The problems come back with a vengeance in the Finale. This is so strongly cyclic (i.e. recycling themes from earlier movements to unify the symphony) that it could be seen as a protracted summary of the three preceding movements, had it not some new material of its own. Unfortunately, the new material isn't very good. Moreover, the 'inflation' issue is once more the nub of the problem. Kalinnikov is attempting a grand symphonic finale and his method is to pile on peroration after peroration. Not content with twice out-Wagnering Wagner (think Tannhauser overture), he will not let the piece end without one final huge heave and a million cadences! The effect is an odd mixture of excitement and bathos. Still, there's so much good in the middle movements of the symphony, and that big tune from the opening movement is such a gem, that it's easy to let the composer off the hook for the failings of this movement.
What then of Symphony No.2 in A major (1895-97)? Well, it's a more consistent affair, though it lacks any extra-special moments - so some gains, and some losses. It follows much the same trajectory as its predecessor.
The opening Moderato starts with imperious calls to attention but quickly turns these figures into an attractive, cheerful tune - namely the first subject - and carries us into the soundworld of Russian ballet, where Kalinnikov's art engages best, showing a flair for Tchaikovsky-style scoring and mobile bass figures. The second subject is cut from a familiar cloth - a broad string tune over a pizzicato accompaniment, firmly in the Russian Nationalist tradition, with Borodin again standing close by. As with the First Symphony, such melodic treats are soon given a full symphonic going-over, though this time less tiringly - though I could again do without the development section's fugue. Listen out for the lovely flute decoration of the main theme at the start of the recapitulation, which surely shows once more where the man's genius lies.
The Andante cantabile is, like the equivalent movement in the earlier symphony, a highlight. There's a gorgeous Borodin-like cor anglais melody set over a delicate, harp-rich accompaniment, which breathes that lyrical, melancholy, 'oriental' air that we musical Russophiles so love. We seem to be again on the steppes of Central Asia, possibly at night-time. The tune is passed around the sections of the orchestra, with some charming balletic exchanges and, yes, the odd BIG climax, and makes the movement a pleasure to hear.
The Scherzo makes me smile. Borodin wasn't a ballet composer but if he had have been he might have written something like this! The trio section is even better, bearing us back to the Polovtsian maidens with a tune of considerable catchiness which is given the Glinka treatment - i.e. repetition against a changing background. This tune is introduced by the cor anglais - a star instrument in this symphony.
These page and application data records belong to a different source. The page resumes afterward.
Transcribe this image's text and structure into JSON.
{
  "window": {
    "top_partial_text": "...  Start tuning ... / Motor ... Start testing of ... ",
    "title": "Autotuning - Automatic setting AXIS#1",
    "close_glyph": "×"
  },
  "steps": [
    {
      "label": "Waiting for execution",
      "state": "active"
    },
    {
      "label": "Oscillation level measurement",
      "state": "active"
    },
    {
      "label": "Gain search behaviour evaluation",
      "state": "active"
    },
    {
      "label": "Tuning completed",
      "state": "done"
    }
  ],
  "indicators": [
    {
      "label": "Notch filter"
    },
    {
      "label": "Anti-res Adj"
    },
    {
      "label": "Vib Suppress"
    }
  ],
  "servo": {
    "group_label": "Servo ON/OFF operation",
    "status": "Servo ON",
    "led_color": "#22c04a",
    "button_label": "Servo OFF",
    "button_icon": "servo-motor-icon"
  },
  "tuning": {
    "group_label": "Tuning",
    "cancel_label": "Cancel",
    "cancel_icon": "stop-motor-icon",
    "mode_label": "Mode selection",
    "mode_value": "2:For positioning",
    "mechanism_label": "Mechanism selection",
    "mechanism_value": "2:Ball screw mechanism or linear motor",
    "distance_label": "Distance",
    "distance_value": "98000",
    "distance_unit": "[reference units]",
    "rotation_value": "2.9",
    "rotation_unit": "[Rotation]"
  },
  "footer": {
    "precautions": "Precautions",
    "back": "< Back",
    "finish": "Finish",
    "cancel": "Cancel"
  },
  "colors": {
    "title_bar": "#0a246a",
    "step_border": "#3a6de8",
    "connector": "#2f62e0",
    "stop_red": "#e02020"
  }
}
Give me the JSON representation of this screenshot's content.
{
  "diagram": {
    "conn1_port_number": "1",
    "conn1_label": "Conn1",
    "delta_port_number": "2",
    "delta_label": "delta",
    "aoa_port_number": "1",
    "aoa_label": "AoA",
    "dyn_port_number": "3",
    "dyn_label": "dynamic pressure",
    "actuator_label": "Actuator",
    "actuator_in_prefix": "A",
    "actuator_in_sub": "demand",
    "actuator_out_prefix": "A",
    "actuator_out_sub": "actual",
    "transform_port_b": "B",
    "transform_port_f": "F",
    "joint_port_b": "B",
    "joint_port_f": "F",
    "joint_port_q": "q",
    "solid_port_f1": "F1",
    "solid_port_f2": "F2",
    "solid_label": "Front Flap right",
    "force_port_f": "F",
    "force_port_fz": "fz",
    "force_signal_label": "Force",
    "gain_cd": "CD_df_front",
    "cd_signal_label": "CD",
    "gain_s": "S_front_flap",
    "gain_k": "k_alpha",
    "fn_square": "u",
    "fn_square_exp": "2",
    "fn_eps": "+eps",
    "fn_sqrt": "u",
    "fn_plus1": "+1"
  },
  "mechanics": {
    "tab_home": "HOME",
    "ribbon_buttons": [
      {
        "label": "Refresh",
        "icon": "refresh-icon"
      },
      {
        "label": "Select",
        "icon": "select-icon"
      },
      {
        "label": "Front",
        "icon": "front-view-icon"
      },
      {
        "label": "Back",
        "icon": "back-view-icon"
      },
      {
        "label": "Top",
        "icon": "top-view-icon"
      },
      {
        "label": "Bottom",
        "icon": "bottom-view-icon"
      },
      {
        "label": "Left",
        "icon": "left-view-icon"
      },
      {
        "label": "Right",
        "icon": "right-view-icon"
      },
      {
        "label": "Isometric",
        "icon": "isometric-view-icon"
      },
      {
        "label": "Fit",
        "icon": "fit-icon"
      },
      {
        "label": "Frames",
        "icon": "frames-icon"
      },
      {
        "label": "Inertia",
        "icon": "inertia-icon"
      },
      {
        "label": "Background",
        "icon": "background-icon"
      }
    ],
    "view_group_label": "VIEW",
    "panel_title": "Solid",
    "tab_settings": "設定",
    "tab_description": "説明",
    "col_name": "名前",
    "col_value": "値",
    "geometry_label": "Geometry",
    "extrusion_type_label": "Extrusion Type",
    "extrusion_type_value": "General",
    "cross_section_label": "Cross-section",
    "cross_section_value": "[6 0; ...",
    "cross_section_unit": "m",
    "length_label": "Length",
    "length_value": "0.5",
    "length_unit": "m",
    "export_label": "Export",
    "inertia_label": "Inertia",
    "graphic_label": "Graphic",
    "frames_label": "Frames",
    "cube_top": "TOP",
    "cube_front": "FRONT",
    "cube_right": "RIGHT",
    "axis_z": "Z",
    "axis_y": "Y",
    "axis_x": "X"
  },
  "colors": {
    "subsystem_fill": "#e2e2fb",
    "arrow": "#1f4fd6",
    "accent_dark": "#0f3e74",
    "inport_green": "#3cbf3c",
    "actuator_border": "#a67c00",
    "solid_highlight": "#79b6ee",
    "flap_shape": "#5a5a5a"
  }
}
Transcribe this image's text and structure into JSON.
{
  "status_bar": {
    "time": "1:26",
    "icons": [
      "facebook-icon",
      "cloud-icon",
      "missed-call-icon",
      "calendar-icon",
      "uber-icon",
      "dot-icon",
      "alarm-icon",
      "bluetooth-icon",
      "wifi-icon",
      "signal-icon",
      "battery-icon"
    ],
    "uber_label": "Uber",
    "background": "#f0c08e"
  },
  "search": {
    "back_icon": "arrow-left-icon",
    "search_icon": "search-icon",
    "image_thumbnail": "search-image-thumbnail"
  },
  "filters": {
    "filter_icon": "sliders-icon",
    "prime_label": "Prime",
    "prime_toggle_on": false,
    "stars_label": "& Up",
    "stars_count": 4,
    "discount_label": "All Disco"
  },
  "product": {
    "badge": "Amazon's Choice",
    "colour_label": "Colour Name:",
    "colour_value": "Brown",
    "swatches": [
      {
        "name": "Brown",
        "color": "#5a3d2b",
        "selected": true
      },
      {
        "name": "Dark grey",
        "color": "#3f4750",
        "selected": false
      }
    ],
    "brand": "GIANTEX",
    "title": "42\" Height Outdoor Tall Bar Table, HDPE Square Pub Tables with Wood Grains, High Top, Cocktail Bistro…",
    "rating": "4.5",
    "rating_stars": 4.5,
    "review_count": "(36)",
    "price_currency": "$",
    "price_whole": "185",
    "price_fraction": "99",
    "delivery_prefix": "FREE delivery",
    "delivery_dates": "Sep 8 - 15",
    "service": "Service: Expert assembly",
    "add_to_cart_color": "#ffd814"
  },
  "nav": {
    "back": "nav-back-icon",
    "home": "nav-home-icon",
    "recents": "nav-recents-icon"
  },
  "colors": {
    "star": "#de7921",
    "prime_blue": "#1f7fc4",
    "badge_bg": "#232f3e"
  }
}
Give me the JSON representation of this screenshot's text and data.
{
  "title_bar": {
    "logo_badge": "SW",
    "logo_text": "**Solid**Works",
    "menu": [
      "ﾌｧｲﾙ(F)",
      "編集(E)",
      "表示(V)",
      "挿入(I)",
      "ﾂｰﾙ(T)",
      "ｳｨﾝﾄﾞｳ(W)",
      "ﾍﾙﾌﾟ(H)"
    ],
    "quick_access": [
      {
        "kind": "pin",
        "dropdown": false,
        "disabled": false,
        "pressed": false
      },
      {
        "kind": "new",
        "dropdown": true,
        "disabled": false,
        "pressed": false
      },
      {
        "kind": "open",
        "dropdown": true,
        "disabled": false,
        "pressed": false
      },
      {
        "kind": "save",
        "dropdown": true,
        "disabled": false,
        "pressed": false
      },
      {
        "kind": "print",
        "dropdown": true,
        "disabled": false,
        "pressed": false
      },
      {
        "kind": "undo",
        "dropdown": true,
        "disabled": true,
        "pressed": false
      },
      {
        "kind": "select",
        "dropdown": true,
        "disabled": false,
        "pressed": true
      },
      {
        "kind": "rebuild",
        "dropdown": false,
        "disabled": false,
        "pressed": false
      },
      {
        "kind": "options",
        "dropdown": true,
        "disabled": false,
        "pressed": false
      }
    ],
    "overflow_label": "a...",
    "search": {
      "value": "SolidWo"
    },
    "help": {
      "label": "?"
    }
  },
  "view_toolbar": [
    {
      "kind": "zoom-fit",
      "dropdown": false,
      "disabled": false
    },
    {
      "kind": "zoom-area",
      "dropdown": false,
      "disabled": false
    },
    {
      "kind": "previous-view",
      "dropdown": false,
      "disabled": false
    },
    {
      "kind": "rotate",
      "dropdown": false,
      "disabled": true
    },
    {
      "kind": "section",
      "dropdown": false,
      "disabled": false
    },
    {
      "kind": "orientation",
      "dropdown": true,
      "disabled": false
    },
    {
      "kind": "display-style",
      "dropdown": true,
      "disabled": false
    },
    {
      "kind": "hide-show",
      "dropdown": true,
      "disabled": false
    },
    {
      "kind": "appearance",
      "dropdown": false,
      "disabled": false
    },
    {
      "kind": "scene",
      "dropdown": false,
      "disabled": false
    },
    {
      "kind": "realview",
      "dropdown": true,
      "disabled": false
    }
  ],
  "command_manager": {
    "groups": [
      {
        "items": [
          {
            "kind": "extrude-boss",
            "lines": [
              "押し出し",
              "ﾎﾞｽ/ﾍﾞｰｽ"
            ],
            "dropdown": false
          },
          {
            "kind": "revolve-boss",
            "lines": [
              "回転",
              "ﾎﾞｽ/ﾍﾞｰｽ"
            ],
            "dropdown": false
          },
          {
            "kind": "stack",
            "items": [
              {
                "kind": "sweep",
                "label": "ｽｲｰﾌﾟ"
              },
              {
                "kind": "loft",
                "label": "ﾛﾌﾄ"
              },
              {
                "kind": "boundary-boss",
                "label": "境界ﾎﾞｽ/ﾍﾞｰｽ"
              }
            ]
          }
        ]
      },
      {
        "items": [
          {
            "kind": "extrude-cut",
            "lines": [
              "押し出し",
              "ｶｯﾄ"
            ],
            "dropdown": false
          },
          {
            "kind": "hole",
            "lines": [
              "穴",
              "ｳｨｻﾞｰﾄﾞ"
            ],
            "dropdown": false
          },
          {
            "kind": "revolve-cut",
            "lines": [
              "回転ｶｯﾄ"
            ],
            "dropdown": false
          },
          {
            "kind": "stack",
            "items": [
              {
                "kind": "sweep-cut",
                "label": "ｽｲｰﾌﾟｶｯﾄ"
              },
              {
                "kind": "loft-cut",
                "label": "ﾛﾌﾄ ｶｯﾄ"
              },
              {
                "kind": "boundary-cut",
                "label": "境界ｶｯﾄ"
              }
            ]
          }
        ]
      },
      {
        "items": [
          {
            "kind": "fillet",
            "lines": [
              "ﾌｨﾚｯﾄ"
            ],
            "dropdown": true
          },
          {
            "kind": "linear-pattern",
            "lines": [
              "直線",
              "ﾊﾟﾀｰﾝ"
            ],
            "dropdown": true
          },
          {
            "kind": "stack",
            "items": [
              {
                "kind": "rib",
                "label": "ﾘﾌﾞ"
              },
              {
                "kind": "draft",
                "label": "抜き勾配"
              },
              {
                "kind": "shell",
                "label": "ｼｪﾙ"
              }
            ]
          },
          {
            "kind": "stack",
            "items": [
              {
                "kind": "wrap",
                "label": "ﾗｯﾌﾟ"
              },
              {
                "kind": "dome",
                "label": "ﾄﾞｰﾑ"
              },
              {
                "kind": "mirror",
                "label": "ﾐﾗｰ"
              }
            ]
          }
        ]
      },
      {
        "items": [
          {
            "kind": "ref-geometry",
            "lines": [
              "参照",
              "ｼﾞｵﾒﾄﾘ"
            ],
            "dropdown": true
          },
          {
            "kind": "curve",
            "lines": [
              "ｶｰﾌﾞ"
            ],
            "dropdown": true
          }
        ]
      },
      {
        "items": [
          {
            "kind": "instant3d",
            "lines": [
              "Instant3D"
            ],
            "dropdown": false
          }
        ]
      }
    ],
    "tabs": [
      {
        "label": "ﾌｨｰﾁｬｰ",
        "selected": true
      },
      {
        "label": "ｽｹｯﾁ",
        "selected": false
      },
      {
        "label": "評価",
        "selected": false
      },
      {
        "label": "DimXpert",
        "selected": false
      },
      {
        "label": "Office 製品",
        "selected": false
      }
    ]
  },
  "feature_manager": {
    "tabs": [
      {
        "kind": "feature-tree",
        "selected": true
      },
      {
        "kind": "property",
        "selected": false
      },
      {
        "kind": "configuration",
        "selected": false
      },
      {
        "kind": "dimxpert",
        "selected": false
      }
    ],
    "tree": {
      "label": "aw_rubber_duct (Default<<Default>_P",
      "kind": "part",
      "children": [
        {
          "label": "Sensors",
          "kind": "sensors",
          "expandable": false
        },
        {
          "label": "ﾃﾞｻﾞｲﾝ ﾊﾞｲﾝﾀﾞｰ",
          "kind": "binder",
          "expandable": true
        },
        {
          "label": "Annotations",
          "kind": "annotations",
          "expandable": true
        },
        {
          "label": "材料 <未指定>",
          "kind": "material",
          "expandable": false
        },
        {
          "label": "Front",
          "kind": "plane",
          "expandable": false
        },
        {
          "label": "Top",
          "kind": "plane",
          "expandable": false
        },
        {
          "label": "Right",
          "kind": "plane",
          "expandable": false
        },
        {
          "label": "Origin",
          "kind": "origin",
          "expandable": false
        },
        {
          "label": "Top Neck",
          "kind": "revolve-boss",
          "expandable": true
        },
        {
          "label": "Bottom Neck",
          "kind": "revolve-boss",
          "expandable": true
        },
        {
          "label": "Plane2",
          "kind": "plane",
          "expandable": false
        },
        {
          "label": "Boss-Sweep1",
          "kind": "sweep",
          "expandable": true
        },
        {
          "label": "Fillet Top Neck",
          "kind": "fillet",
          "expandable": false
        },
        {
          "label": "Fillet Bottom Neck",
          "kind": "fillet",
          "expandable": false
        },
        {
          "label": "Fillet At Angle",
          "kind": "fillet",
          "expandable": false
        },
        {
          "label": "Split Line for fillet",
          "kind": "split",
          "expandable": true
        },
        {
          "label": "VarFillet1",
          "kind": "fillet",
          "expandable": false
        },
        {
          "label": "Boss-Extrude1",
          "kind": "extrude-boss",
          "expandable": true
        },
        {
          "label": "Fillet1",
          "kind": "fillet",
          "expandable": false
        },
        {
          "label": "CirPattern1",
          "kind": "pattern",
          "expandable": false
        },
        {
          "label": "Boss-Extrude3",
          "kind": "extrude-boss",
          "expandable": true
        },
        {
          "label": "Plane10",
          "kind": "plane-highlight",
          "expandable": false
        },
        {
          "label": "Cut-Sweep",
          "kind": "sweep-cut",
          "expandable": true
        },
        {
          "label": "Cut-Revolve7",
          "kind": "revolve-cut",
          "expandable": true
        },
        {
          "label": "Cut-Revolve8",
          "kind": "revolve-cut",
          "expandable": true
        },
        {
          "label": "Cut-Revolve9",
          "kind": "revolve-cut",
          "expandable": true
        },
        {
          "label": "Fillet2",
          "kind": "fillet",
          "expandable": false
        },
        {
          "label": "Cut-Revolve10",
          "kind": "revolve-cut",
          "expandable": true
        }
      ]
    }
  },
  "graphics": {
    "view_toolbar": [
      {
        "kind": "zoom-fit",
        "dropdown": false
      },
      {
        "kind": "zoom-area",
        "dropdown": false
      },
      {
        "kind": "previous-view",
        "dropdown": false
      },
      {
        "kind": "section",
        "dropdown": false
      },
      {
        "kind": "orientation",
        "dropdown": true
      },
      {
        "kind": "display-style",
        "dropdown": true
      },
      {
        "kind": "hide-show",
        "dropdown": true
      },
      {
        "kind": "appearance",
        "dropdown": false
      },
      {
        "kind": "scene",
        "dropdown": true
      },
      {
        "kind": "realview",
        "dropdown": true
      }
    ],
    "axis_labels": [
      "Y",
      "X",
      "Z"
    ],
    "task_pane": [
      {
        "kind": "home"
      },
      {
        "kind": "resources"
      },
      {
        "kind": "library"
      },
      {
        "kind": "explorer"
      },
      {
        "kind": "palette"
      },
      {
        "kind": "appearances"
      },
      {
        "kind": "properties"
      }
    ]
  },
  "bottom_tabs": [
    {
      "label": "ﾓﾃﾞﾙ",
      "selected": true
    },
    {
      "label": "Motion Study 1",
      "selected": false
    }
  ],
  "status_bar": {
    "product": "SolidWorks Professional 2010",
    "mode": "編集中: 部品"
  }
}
Now it's Finale time again! How does Kalinnikov fare this time? Well, he wouldn't be Russian if he didn't invest a lot in his finales. A solo horn introduces it, though the cor anglais soon takes over. We briefly revisit (cyclic form again) the melancholy slow movement, then the main Allegro vivo theme leaps in like the heroic prince in a ballet. He soon meets his princess in the form of the lyrical second subject - a long tune over a very lively accompaniment. Linking passages bring ballet and symphony together - or at least side by side. It's fluent and quite enjoyable if rarely first-rate music. The balletic and purely melodic passages are the best, though this time the grand symphonic climax is genuinely exciting. So, though like its counterpart in the First Symphony, this finale is the weakest link, it's easily forgiven!
I hope you find these two symphonies as friendly and interesting as I did. Whatever faults they have are far outweighed by their rewards.